The trifecta of homelessness, drug addiction and mental illness emerged as possibly the biggest issue to be addressed in Kelowna-Lake Country.
Fuhr said the Liberals’ national housing program includes subsidized shelter for those experiencing homelessness, drug addiction and mental illness, and that the federal government is supporting mental-health initiatives, which are a provincial jurisdiction.
“There’s a gap in wraparound services,” said Gray. “The Conservative platform revises the substance-abuse strategy and invests in treatment and recovery.”
When asked for their two highest priorities for change, the candidates answered:
— Gray: housing affordability and lower taxes;
— Fuhr: climate action and reducing taxes for low- and middle-income Canadians;
— Ashley: climate change and abolishing university tuition for youth;
— Barr: energy self-sufficiency and lower taxes;
— Joseph: homelessness and hiring an environmental sustainability officer in Kelowna-Lake Country.
The serious mood was broken when candidates were asked what they would do to address the odour pollution of legal cannabis grow operations.
“I didn’t inhale,” said Barr to laughter from the crowd.
And then he said dealing with such an issue is a municipal affair.
Gray agreed it should be covered by municipal bylaws.
Ashley suggested better filters at grow facilities.
Fuhr said a research and development department at Lake Country grower Flowr may very well be working on odour-free cannabis.
Fuhr and Gray got into a back-and-forth when discussing small business taxation.
Fuhr said he is proud of the Liberals for reducing the small business tax to 9% from 11%. Fuhr pointed out Conservative Leader Andrew Scheer voted against the cut.
Gray shot back that while the Liberals were lowering the tax from 11% to 9%, they scrapped income splitting, dramatically hurting many small business owners.
“The Liberals broke many promises,” said Gray.
“They didn’t pay off debt by 2019, they are not ethical or transparent.
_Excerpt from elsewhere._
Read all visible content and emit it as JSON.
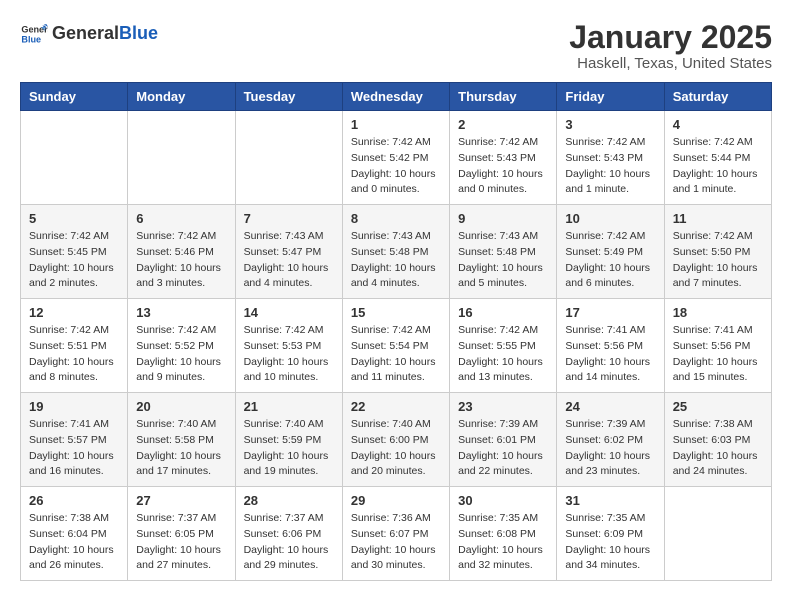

Does (Prime Minister) Justin Trudeau deserve another four years?”
Gray was put on the hot seat when asked about Scheer’s stand on women’s reproductive rights and LGBTQ rights.
“The Conservatives will not be reopening the abortion debate, and there will be no changes to existing laws (on abortion or LGBTQ rights),” she said.
Fuhr used his closing statements to take a final shot at the Conservatives.
“I don’t think there’s such a thing as the Progressive Conservatives anymore,” he said. “They are the reform Conservatives of the 1950s, favouring policies that take us back in time, not forward.
“The Liberals are for an affordable, low-carbon, knowledge-based economy with good jobs,” Fuhr said.